Towards the end of December Jenni and I took a 2-day trip to Kobe and Takeda. It was one of the few times I got out of Osaka during my two months there. On both nights we got to hang out with Keeran, who lived in Kobe and had worked at the same hostel that I did in Osaka. I didn’t get a chance to do any sightseeing in Kobe, except for a trip to Mount Rokko to get panoramic views of both the city and Osaka during sunset.
On the second day we took a couple of long train rides to the town of Takeda, at the base of Takeda Castle, the so called “Machu Picchu of Japan”. We didn’t know at the time, but the western gate (the only one open at that time of the year) from where the one-hour hike to the ruins starts closed at 1pm. We got there at 1:10pm and were not allowed to enter. At these times, I hated how the Japanese stick to rules. The same life philosophy that makes the country so fascinating can also make it frustrating at times. We had met a Taiwanese guy named Dennis at Takeda Station, and we decided to share a taxi back to the eastern gate, which supposedly was off-limits. We decided to just open the unlocked gate, and go for it anyway.

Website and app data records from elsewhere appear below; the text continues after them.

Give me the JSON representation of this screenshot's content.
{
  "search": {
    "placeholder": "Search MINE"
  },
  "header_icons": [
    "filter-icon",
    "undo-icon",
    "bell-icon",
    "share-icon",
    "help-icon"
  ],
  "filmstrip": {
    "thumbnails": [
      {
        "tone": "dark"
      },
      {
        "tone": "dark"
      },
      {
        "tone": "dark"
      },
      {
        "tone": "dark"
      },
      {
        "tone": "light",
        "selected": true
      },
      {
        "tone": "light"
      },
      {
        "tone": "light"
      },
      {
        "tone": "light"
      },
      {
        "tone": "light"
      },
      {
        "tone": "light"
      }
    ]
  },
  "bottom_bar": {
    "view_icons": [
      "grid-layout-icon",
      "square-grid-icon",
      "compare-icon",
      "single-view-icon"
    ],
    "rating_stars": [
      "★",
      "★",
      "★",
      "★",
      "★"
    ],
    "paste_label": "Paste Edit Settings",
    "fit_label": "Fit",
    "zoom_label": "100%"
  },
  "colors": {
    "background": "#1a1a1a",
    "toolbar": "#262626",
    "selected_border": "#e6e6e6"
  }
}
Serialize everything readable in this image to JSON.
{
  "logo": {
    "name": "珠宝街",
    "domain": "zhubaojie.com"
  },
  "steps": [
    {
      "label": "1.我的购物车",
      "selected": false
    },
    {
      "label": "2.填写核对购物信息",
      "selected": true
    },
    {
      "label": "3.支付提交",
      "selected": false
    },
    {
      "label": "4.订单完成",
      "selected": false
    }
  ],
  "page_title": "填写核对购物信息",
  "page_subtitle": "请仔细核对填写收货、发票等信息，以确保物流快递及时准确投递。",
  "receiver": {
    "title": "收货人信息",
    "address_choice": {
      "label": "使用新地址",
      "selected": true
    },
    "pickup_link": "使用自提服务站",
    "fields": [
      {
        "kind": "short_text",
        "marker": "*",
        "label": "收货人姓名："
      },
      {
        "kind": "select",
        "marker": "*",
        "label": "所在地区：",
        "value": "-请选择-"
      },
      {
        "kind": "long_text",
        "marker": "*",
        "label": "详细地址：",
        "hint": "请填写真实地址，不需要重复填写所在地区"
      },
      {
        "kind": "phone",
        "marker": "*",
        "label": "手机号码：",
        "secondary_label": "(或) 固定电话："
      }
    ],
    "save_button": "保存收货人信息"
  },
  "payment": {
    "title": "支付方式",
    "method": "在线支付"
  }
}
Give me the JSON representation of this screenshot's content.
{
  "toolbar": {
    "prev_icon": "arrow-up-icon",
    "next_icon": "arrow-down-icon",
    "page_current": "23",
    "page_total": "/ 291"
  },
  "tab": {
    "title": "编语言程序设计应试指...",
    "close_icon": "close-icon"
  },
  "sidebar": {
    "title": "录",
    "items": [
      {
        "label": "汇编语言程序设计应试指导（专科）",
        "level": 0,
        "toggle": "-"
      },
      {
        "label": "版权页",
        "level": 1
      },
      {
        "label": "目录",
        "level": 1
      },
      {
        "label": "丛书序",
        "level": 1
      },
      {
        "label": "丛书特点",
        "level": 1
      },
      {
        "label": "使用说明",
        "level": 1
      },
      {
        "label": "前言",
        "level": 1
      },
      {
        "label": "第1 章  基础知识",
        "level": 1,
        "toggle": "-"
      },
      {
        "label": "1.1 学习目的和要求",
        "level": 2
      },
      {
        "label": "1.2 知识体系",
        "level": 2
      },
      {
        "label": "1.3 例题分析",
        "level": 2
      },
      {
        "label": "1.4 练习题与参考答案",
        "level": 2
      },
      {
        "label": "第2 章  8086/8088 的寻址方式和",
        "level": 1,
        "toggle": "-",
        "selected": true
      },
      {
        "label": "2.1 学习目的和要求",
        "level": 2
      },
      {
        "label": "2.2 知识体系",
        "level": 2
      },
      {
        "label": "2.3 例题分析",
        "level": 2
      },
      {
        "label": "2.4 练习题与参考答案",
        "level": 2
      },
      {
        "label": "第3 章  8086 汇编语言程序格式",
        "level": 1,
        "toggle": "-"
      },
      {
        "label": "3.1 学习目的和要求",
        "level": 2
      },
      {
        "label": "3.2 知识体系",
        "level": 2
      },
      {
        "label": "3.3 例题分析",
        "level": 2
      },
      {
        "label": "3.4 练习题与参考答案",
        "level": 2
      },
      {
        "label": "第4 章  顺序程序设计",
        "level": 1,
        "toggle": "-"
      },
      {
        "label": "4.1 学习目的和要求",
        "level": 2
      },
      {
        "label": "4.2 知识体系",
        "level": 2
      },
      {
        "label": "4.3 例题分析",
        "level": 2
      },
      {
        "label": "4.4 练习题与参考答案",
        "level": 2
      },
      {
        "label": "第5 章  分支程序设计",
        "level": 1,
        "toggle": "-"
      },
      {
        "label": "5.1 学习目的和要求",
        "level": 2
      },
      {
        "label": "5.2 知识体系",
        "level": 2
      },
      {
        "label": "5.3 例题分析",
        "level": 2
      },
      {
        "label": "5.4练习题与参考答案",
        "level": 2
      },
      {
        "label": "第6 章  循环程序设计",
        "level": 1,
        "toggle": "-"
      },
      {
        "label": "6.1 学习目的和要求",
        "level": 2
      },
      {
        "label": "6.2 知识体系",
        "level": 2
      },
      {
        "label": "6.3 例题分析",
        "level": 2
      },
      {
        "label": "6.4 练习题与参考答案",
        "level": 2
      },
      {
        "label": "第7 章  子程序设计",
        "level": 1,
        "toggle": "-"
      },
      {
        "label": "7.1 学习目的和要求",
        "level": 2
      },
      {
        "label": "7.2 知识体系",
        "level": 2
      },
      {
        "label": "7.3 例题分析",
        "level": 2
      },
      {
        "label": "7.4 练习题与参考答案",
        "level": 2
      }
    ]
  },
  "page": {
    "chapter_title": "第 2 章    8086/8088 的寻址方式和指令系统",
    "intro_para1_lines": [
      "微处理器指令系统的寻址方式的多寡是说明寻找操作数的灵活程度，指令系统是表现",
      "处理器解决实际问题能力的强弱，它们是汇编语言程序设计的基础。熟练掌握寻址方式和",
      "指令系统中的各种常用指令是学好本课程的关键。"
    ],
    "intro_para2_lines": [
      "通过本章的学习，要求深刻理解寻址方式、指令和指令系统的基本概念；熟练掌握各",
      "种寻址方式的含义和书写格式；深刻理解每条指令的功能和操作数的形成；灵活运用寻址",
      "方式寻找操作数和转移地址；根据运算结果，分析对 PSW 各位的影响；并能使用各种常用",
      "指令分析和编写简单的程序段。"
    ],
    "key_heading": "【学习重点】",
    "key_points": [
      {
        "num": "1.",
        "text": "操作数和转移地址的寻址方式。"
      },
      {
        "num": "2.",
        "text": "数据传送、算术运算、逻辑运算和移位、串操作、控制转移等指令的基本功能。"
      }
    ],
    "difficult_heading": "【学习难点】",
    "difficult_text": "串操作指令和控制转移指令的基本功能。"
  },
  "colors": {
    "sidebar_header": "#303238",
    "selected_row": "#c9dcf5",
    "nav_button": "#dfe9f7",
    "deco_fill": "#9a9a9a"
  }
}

After an arduous 20-minute uphill hike, we were at the ticket office for the ruins where the staff happily sold us tickets, despite being terribly obvious that we had just arrived through the closed trail.
The ruins themselves were very underwhelming. They might look magical from a distance and among the clouds like in the following picture…
… but it wasn’t anything special to see it up close. The views from there were nice though.